U.S. President Donald Trump halted a planned international trip by House Speaker Nancy Pelosi on Thursday as a growing row between the leaders over funding deepened.
Pelosi's trip was to include stops in Brussels, Egypt and Afghanistan.
Trump said in a letter to the top House lawmaker that postponing Pelosi's "public relations event is totally appropriate.
"We will reschedule this seven-day excursion when the Shutdown is over," Trump said as the closure prompted by Trump's demand for nearly $6 billion in border wall funds approached the four-week mark.
"Obviously, if you would like to make your journey by flying commercial, that would certainly be your prerogative," Trump added.
Pelosi the day earlier had asked the president to delay his planned Jan. 29 State of the Union address citing alleged security challenges prompted by the ongoing partial government shutdown.
The Speaker told reporters Thursday she did not want to proceed with the president's speech because she did not want to have security officials work without pay.
"Maybe he thinks it's OK not to pay people who do work," Pelosi said, referring to Trump. "I don't, and my caucus doesn't either."
The U.S. House Speaker normally uses a military plane for overseas travel and it was on that basis that Trump, as commander in chief, appeared to be acting.
"He postponed her ability to use military air," which must be approved by the Department of Defense, said White House spokeswoman Sarah Sanders.
On Wednesday, Pelosi had written to Trump suggesting he postpone his Jan. 29 State of the Union address because of security concerns during the shutdown.
Trump's action drew criticism from one of his Republican allies in the Senate.
"One sophomoric response does not deserve another," Republican Senator Lindsey Graham wrote on Twitter. He criticized Pelosi's move on the State of the Union as "blatantly political" but said, "President Trump denying Speaker Pelosi military travel to visit our troops in Afghanistan, our allies in Egypt and NATO is also inappropriate."
More than 800,000 federal employees are either working without pay if their duties are deemed essential, or are being forced to stay home from their jobs amid the funding lapse.
While the Speaker conveyed her letter as a courteous request, it is her decision as to when the House hosts the president for his annual prime-time address to the nation.
The House leader further suggested Trump could conduct the State of the Union from the Oval Office if he so chooses.
The shutdown is already the longest in U.S. government history, and is set to finish its fourth week Saturday.
Trump insists lawmakers provide him the money to fund the construction of his separation barrier along the U.S.-Mexico border, which he originally said Mexico would foot the bill for.
But Democrats have so far uniformly rejected the demand, claiming a wall is inefficient and immoral.
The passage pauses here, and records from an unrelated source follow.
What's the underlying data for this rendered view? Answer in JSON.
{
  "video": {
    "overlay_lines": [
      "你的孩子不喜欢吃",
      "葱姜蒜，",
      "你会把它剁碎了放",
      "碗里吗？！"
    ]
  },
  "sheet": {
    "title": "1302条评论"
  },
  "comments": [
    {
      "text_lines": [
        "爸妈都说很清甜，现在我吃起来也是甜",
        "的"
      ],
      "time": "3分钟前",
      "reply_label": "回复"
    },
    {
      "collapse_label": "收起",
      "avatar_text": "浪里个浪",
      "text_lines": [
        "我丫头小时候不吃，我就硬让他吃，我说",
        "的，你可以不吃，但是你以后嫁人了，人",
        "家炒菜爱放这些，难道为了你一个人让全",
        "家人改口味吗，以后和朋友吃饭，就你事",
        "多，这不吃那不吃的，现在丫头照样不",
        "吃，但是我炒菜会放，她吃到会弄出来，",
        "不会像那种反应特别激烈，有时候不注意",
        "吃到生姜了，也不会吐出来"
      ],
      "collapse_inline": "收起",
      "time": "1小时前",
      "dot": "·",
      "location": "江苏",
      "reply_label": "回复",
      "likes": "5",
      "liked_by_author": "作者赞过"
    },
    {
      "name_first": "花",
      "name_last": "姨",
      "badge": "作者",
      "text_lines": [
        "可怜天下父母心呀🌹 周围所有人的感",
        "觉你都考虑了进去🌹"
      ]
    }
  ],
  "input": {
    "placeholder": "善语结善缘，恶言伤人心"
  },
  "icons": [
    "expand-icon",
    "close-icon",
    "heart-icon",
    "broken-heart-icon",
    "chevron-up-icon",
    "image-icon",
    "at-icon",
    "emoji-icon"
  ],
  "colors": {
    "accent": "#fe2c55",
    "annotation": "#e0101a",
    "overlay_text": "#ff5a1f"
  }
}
Democrats have passed several bills to reopen the government without the funding, but Trump has worked alongside congressional Republicans to ensure they do not clear the federal legislature.